Specifically, the subcommittee plans to look into allegations of revenue inflation which may have played a role in hiding Global Crossing's distressed state, leading to the fourth largest bankruptcy filing in U.S. history.
IRUs first came into vogue back in the days of Ma Bell's monopoly, when they allowed competitors to utilize the large undersea cables that were part of AT&T's fief to build out their networks. For instance, a company might purchase an IRU giving it the right to use an OC-48 wavelength (the equivalent of about 32,000 simultaneous telephone calls) for five years, or might purchase two fibers in a network for 20 years. Most IRUs average between 20 and 25 years.
A long-haul carrier might be interested in extending its business into a region it believes will be lucrative but where it has no capacity or facilities. Through an IRU, that firm could lease capacity or a facility in the region, allowing it to enter the market but bypass the costs associated with a buildout.
When a company buys an IRU, it accounts for it as a capitalized asset that depreciates over time. Selling IRUs is more complicated. When a firm sells capacity in a land-based network, the revenue from the sale is general reported in GAAP (Generally Accepted Accounting Principles) financial statements over the term of the IRU. For submarine capacity, GAAP generally requires that the entire amount of the revenue be recorded in the current period.
IRUs became especially popular about five years ago, when a host of new backbone providers burst onto the scene with a need to build their markets quickly.
But IRUs can also be used to inflate revenues. Two firms can sell (or swap) each other IRUs for the same capacity or facility at the same time. Though not always a sign of collusion, this sort of deal, sometimes known as a "hollow swap," could allow the two companies to exchange the same amount of capacity with no real money changing hands. Each side could then record the IRU it sold as revenue and the IRU it purchased as a legitimate capital expense.
Both Global Crossing and Qwest, among others, engaged in trades of tens of millions of dollars of network capacity in the past few years. In one case, Global Crossing acquired capacity in the United States from Qwest, while Qwest acquired about the same amount of capacity from Global Crossing in Asia. In this case, Global Crossing recorded the swap as revenue while Qwest didn't record the revenue. Qwest has told regulators the transaction was not recorded because it had a negligible impact on its 2000 annual revenue of $19 billion.

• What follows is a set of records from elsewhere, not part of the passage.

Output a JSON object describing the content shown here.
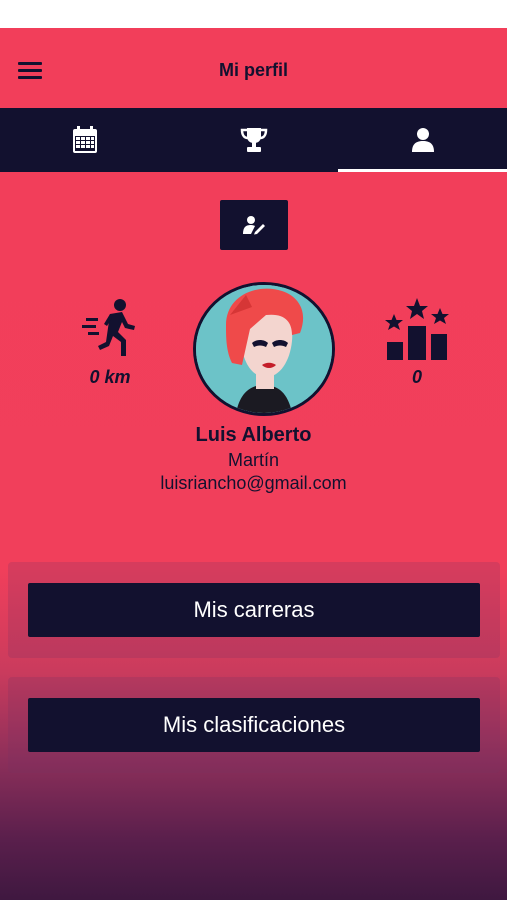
{
  "header": {
    "title": "Mi perfil"
  },
  "tabs": [
    {
      "icon": "calendar-icon"
    },
    {
      "icon": "trophy-icon"
    },
    {
      "icon": "user-icon",
      "active": true
    }
  ],
  "profile": {
    "distance": "0 km",
    "rankings": "0",
    "first_name": "Luis Alberto",
    "last_name": "Martín",
    "email": "luisriancho@gmail.com"
  },
  "actions": {
    "races": "Mis carreras",
    "classifications": "Mis clasificaciones"
  },
  "colors": {
    "background": "#f23e5a",
    "navy": "#12112f",
    "avatar_bg": "#6cc3c8",
    "hair": "#ef4a4a"
  }
}
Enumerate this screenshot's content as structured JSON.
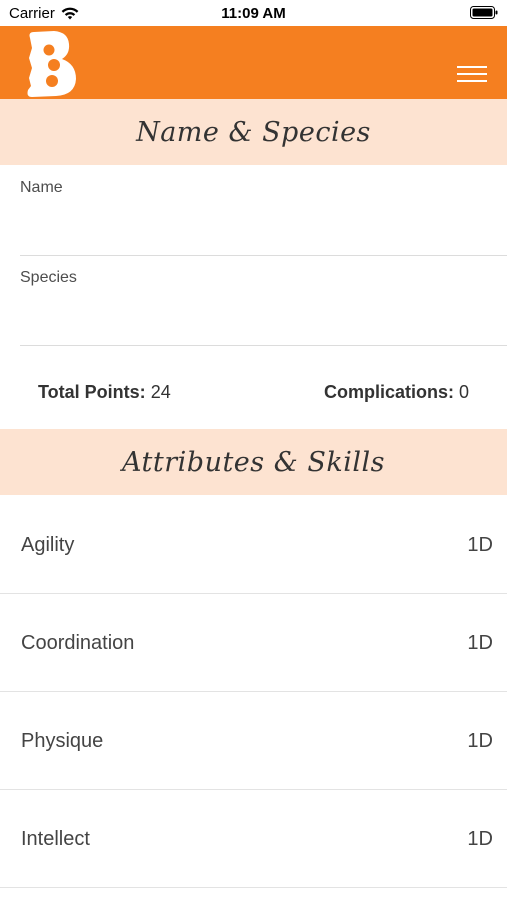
{
  "status_bar": {
    "carrier": "Carrier",
    "time": "11:09 AM",
    "wifi_icon": "wifi-icon",
    "battery_icon": "battery-icon"
  },
  "nav_bar": {
    "logo_icon": "b-logo-icon",
    "menu_icon": "hamburger-menu-icon",
    "background_color": "#f57f20"
  },
  "sections": {
    "name_species": {
      "title": "Name & Species"
    },
    "attributes_skills": {
      "title": "Attributes & Skills"
    },
    "header_color": "#fde3d1"
  },
  "form": {
    "name": {
      "label": "Name",
      "value": ""
    },
    "species": {
      "label": "Species",
      "value": ""
    }
  },
  "points": {
    "total_label": "Total Points:",
    "total_value": "24",
    "complications_label": "Complications:",
    "complications_value": "0"
  },
  "attributes": [
    {
      "name": "Agility",
      "value": "1D"
    },
    {
      "name": "Coordination",
      "value": "1D"
    },
    {
      "name": "Physique",
      "value": "1D"
    },
    {
      "name": "Intellect",
      "value": "1D"
    }
  ]
}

The panel will also scrutinize a deal between WorldCom and Asia Global Crossing in which WorldCom acquired a 10-year, $20 million IRU from Asia Global Crossing and at the same time sold that company a 10-year, $20 million IRU.
All three companies have said any IRUs they have engaged in were for legitimate business purposes.